* _Problem to work on_
Each entry below should be reproduced character for character.

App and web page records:
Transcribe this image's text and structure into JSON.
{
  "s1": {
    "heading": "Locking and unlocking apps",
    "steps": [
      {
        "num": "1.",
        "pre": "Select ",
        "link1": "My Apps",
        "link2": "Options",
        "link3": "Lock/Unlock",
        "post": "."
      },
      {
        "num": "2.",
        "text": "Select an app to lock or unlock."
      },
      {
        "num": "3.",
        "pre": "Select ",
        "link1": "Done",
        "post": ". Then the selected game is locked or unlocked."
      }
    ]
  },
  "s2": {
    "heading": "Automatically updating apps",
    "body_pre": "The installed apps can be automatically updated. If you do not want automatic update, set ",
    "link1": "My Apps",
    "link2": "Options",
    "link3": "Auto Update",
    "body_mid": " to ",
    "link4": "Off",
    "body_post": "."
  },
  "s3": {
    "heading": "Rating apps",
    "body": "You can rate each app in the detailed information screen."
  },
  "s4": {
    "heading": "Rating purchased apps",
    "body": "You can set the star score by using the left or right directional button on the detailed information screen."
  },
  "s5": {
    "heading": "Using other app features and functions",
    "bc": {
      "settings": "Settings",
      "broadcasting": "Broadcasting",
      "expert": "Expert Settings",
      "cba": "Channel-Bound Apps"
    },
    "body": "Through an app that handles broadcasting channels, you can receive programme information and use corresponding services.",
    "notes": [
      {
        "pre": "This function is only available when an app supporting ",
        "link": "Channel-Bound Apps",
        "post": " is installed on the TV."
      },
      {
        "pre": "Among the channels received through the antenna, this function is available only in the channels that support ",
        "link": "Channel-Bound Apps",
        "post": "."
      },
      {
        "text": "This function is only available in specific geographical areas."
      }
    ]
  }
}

* _Response below_
Transcribe this image's text and structure into JSON.
{
  "s1": {
    "heading": "Locking and unlocking apps",
    "steps": [
      {
        "num": "1.",
        "pre": "Select ",
        "link1": "My Apps",
        "link2": "Options",
        "link3": "Lock/Unlock",
        "post": "."
      },
      {
        "num": "2.",
        "text": "Select an app to lock or unlock."
      },
      {
        "num": "3.",
        "pre": "Select ",
        "link1": "Done",
        "post": ". Then the selected game is locked or unlocked."
      }
    ]
  },
  "s2": {
    "heading": "Automatically updating apps",
    "body_pre": "The installed apps can be automatically updated. If you do not want automatic update, set ",
    "link1": "My Apps",
    "link2": "Options",
    "link3": "Auto Update",
    "body_mid": " to ",
    "link4": "Off",
    "body_post": "."
  },
  "s3": {
    "heading": "Rating apps",
    "body": "You can rate each app in the detailed information screen."
  },
  "s4": {
    "heading": "Rating purchased apps",
    "body": "You can set the star score by using the left or right directional button on the detailed information screen."
  },
  "s5": {
    "heading": "Using other app features and functions",
    "bc": {
      "settings": "Settings",
      "broadcasting": "Broadcasting",
      "expert": "Expert Settings",
      "cba": "Channel-Bound Apps"
    },
    "body": "Through an app that handles broadcasting channels, you can receive programme information and use corresponding services.",
    "notes": [
      {
        "pre": "This function is only available when an app supporting ",
        "link": "Channel-Bound Apps",
        "post": " is installed on the TV."
      },
      {
        "pre": "Among the channels received through the antenna, this function is available only in the channels that support ",
        "link": "Channel-Bound Apps",
        "post": "."
      },
      {
        "text": "This function is only available in specific geographical areas."
      }
    ]
  }
}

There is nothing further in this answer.